There is a lot of shit installed, nearly 18 gigs of data were installed upon first boot. Only two pieces of trial software, those are now ditched, tons of stuff that I’m still trying to figure out what exactly it does and what I’m supposed to do to work it into my daily routine. A co-worker tells me that he can clean a lot of this out, mostly the foreign languages and printer driver crap that I’ll never use
Turn the bloody screen brightness down! Holy shit, this is really bright, I feel like I need suntan lotion on my eyeballs from looking at the screen. I have every intention of doing a color calibration on the screen when I have some free time at work, until then I have some minor tweaking done and the brightness turned down to about 40%.
On a positive note, there is lots I’m very happy with.
- The keyboard, although slightly off-center, is really a joy to type on
- The mag-charger is such a stupidly simple design, works so well
- Although bright, I’m very impressed with the resolution of the monitor

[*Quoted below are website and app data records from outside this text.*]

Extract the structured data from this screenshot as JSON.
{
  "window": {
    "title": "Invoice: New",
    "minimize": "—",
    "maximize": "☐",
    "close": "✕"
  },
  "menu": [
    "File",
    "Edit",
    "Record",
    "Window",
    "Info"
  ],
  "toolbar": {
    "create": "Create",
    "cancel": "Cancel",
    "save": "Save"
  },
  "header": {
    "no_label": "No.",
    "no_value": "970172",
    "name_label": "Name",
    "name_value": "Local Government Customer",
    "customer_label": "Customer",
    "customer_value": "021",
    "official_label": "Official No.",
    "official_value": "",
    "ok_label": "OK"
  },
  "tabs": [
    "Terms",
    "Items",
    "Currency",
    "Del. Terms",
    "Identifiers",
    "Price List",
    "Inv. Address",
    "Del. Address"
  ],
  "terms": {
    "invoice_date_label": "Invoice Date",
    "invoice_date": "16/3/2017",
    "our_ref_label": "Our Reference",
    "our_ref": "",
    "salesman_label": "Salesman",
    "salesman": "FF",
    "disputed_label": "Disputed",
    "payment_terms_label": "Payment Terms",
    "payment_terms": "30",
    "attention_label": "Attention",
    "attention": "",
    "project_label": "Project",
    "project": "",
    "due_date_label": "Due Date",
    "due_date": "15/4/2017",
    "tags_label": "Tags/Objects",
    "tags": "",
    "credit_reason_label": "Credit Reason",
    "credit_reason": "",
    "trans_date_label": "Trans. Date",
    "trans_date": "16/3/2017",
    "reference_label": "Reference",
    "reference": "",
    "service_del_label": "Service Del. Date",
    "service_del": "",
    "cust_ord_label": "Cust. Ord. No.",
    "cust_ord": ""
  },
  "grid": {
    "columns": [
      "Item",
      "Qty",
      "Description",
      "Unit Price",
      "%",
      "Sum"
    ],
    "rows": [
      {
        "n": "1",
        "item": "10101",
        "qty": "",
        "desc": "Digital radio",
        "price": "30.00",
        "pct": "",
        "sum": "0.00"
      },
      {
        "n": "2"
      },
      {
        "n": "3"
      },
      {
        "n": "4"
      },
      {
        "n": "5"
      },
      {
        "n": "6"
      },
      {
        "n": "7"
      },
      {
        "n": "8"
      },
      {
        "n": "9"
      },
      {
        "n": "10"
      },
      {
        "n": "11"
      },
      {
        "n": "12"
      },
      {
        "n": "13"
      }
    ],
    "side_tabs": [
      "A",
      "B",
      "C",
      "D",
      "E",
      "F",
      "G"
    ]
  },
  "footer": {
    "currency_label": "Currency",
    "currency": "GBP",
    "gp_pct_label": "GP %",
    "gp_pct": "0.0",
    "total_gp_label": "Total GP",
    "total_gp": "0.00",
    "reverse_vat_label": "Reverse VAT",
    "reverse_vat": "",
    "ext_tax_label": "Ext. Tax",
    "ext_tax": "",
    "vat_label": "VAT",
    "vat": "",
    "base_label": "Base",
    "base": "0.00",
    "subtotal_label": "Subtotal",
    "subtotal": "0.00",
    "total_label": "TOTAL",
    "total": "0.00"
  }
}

- Software installs are fairly quick, once I figured out how to do it
- I’ve only bogged down the system once, got to love Core-2 duo
- After installing the CS3 suite, I opened it all at once, it all opened!
- 1GB of RAM is actually very impressive
- The hinge. I’ve loved the hinge design since the original iBook, it makes so much sense
- Spell check built into everything by default
- Bluetooth works great with my cell phone, although I haven’t tried to sync with iCal
- Touchpad has right click! Granted it is not the traditional way of doing it, but it works. Two finger scrolling is also pretty dang nice
There are also a few things that I’m still scratching my temple about.
- Dashboard. Yes there are a lot of cool applications, not sure how often I’m likely to use it though
- TextEdit, the program I”m writing this in is nice, but I think I’m going to look into Open Office or another rich text editor
- It’s so white. I’m almost afraid that I’ll have to carry hand wipes with me just to keep it clean
- It’s so soft – the case that is. I’m very afraid that this thing is going to scratch, badly. My G3 did the first day I had it.
- Is a remote really needed? Yes, very cool and seems to work well, but I doubt it will get any use outside of showing non Mac users what it does.
- The Delete key really is a backspace key, there is no dedicated Delete key, which I often do use in the Windows world.
Overall, I have about 2 hours logged in actual time on this. I’m writing this article from my couch, in front of my TV with Bella, my dog, trying her best to snuggle on my lap under my arms between me and the Mac to sleep. Hopefully I can start to utilize some of the other features and functions that are in this laptop, I didn’t buy all this extra power just to surf the web. Until then, it will be sitting comfortably in the Crumpler Considerable Embarrassment messenger bag (full review coming soon) that I bought to transport it in.